### Data excerpts
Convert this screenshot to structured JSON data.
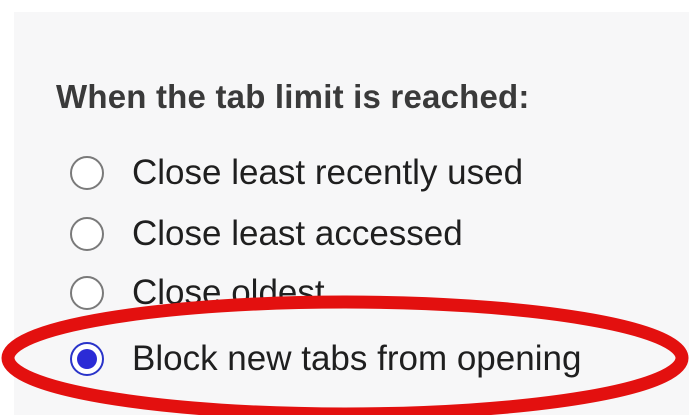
{
  "settings": {
    "heading": "When the tab limit is reached:",
    "options": [
      {
        "label": "Close least recently used",
        "checked": false
      },
      {
        "label": "Close least accessed",
        "checked": false
      },
      {
        "label": "Close oldest",
        "checked": false
      },
      {
        "label": "Block new tabs from opening",
        "checked": true
      }
    ]
  },
  "colors": {
    "accent": "#2b2bd6",
    "annotation": "#e3100f",
    "panel_bg": "#f7f7f8"
  }
}
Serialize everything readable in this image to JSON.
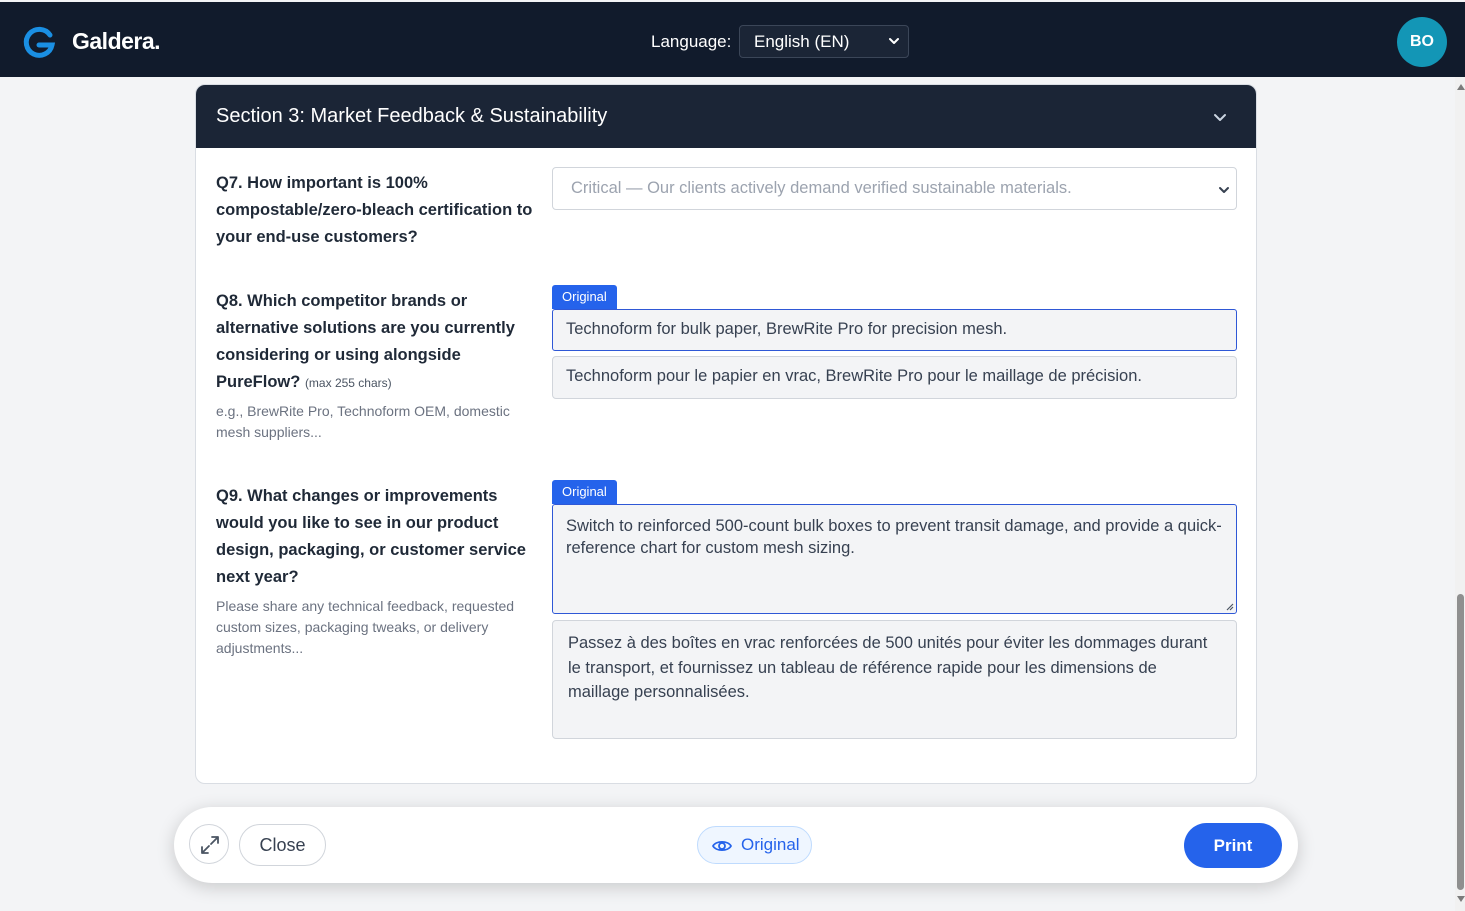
{
  "header": {
    "brand": "Galdera.",
    "language_label": "Language:",
    "language_value": "English (EN)",
    "avatar_initials": "BO",
    "colors": {
      "bg": "#111b2c",
      "avatar": "#1396b6",
      "logo": "#1a8fe3"
    }
  },
  "section": {
    "title": "Section 3: Market Feedback & Sustainability",
    "q7": {
      "label": "Q7. How important is 100% compostable/zero-bleach certification to your end-use customers?",
      "selected": "Critical — Our clients actively demand verified sustainable materials."
    },
    "q8": {
      "label": "Q8. Which competitor brands or alternative solutions are you currently considering or using alongside PureFlow?",
      "hint": "(max 255 chars)",
      "help": "e.g., BrewRite Pro, Technoform OEM, domestic mesh suppliers...",
      "tag": "Original",
      "original_value": "Technoform for bulk paper, BrewRite Pro for precision mesh.",
      "translation": "Technoform pour le papier en vrac, BrewRite Pro pour le maillage de précision."
    },
    "q9": {
      "label": "Q9. What changes or improvements would you like to see in our product design, packaging, or customer service next year?",
      "help": "Please share any technical feedback, requested custom sizes, packaging tweaks, or delivery adjustments...",
      "tag": "Original",
      "original_value": "Switch to reinforced 500-count bulk boxes to prevent transit damage, and provide a quick-reference chart for custom mesh sizing.",
      "translation": "Passez à des boîtes en vrac renforcées de 500 unités pour éviter les dommages durant le transport, et fournissez un tableau de référence rapide pour les dimensions de maillage personnalisées."
    }
  },
  "bottom_bar": {
    "close_label": "Close",
    "original_label": "Original",
    "print_label": "Print",
    "accent": "#2563eb"
  }
}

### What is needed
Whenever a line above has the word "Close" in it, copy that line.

### Exercise response
        "label": "Close least recently used",
        "label": "Close least accessed",
        "label": "Close oldest",
    "close_label": "Close",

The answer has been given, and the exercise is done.